We see it time and time again. A brush fire destroys numerous homes yet people don’t have enough insurance to rebuild their homes. How is that possible? Doesn’t the insurance company make sure the coverage is adequate? Well, not exactly. In California, it’s the homeowners’ responsibility to ensure that they are carrying enough insurance to rebuild their home. Home replacement costs can vary a lot. The typical cost to rebuild a home after a fire can range considerably from $200 to $1200 per square foot, depending on finishes, construction type, etc. (those fancy heated toilets you installed are expensive!)

 

The biggest risk is when homeowners are told not to worry because of “extended replacement cost.” Most carriers offer some “cushion” of 125% to 150% of additional coverage if it’s needed. There are two problems with relying on extended replacement cost. One, most policies have a “co-insurance” clause which penalizes you if you don’t carry enough insurance to rebuild the home. This means the insurance company can penalize you even on small losses for not insuring for the “full value” of replacing your home. For the second reason, look no further than Santa Rosa, CA. With 3,000 homes destroyed in one city, there is no doubt the cost of construction, labor, etc. will skyrocket. A scenario like Santa Rosa is exactly what extended replacement cost is for.

 

So, what do you do? Well, if you are a contractor or work at Home Depot, you might have a good idea what the replacement cost is. But, assuming that’s not the case, it’s best to discuss with your insurance agent. By state law, your insurance agent must provide you with something called a “replacement cost estimate sheet”. This sheet is a computer program generated estimate of the cost to replace your home based on square footage, construction type, wall type, carpet type, etc.
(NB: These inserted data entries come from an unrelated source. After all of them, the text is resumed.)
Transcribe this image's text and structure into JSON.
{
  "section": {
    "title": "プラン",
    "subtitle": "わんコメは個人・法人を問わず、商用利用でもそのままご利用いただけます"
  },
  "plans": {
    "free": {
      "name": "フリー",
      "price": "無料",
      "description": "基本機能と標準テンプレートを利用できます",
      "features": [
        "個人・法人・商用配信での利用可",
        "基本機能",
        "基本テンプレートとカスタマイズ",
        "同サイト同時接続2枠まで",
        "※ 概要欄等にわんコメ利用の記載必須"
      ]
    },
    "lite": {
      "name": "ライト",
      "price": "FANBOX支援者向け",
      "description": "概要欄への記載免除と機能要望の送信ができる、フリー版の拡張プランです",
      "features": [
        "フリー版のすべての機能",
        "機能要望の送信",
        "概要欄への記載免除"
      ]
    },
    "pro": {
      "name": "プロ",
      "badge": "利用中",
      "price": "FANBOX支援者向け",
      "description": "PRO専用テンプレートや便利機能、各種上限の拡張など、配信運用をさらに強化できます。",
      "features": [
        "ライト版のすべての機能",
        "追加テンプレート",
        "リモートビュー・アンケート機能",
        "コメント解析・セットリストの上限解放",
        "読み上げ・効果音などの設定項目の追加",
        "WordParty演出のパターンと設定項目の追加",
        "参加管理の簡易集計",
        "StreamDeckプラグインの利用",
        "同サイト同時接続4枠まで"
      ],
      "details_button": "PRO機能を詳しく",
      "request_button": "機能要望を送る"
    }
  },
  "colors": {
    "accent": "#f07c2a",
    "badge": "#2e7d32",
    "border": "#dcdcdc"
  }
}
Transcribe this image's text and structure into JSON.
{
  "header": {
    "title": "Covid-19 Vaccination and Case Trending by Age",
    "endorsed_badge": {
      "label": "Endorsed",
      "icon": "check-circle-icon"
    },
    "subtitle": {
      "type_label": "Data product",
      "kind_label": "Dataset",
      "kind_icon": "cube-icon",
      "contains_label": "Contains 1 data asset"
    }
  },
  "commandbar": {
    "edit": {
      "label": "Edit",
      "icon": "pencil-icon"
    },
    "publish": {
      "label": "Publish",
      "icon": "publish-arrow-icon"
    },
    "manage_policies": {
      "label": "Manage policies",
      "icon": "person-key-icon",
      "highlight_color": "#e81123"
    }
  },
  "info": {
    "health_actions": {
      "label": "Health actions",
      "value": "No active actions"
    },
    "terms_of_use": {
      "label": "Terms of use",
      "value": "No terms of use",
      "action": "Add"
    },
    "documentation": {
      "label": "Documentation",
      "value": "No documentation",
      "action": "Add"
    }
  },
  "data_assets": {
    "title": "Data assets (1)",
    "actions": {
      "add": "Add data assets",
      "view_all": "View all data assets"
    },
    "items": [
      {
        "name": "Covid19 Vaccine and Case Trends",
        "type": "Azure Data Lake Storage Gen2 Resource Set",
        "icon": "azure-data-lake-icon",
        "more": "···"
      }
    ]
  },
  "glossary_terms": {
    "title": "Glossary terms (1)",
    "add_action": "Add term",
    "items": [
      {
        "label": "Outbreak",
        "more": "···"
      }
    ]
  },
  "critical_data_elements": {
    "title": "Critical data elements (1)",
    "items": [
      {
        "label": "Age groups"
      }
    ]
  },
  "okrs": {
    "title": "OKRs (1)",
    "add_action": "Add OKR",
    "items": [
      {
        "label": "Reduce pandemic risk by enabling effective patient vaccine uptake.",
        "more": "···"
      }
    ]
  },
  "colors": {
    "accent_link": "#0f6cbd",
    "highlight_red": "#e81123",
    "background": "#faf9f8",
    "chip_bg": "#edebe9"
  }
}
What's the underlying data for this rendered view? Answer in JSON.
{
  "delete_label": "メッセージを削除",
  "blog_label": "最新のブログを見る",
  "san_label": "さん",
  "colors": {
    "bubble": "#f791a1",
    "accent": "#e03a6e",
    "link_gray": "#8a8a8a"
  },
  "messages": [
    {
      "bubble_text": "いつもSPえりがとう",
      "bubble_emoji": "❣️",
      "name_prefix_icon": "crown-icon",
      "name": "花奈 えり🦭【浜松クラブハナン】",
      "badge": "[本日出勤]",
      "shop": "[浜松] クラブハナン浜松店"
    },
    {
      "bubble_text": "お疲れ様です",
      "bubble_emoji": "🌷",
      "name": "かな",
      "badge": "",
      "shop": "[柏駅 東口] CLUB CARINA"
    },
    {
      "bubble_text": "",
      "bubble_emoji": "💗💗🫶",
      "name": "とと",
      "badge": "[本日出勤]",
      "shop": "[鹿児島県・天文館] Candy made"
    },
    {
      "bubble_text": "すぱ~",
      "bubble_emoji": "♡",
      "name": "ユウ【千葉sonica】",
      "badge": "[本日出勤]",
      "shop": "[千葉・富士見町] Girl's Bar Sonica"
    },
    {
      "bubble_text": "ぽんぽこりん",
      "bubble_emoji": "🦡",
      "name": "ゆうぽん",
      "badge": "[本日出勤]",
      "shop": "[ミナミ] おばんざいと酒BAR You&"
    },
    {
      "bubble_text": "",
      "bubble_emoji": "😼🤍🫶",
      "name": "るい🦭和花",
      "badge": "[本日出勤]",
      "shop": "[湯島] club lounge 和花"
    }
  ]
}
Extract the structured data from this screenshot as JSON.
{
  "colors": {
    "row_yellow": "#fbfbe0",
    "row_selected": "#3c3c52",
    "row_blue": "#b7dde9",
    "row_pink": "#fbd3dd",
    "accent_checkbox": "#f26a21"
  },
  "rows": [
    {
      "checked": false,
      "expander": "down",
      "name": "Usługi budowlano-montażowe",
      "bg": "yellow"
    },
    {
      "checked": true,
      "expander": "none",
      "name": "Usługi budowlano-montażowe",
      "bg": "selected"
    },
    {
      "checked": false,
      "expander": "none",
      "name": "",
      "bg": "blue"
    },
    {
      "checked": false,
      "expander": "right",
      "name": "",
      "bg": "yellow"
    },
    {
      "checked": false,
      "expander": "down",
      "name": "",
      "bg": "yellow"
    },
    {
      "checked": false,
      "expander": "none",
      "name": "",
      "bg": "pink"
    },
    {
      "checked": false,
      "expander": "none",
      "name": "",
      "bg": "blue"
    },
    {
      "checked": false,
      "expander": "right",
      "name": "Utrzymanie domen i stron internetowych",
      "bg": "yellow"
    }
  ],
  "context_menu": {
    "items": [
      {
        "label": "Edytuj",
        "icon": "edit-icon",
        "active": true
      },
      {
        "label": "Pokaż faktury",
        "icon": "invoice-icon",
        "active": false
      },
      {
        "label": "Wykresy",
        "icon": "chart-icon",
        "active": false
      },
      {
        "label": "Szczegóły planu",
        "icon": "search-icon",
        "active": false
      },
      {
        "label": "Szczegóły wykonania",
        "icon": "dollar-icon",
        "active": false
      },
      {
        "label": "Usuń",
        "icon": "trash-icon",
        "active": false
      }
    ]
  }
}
By taking a few minutes to complete this with your insurance agent you can ensure your home is insured for the right amount.

 

If your policy is over 5 years old, it’s probably outdated and inadequate as materials costs and construction costs continue to outpace inflation. During this review process, you can also ask your agent if you are missing any “optional” coverages like water back-up, mold, earthquake, etc. Doing your homeowners insurance the right way might cost you a few dollars per month but it well worth the expense (and, I hear the Frappuccino’s at McDonald’s taste just like Starbucks).